Extracted data entries:
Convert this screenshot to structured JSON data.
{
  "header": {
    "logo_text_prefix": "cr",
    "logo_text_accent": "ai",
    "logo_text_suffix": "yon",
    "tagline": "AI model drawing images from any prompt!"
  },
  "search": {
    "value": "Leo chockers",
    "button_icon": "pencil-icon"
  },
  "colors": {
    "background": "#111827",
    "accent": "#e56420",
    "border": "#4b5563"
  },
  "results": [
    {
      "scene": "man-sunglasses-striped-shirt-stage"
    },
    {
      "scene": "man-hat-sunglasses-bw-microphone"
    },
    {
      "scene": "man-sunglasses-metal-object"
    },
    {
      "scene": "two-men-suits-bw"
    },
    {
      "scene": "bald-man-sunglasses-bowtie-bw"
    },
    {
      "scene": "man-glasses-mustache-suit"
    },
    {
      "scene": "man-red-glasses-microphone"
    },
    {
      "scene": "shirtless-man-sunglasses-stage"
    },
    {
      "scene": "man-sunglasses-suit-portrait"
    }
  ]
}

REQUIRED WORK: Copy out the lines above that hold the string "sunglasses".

RESPONSE BELOW:
      "scene": "man-sunglasses-striped-shirt-stage"
      "scene": "man-hat-sunglasses-bw-microphone"
      "scene": "man-sunglasses-metal-object"
      "scene": "bald-man-sunglasses-bowtie-bw"
      "scene": "shirtless-man-sunglasses-stage"
      "scene": "man-sunglasses-suit-portrait"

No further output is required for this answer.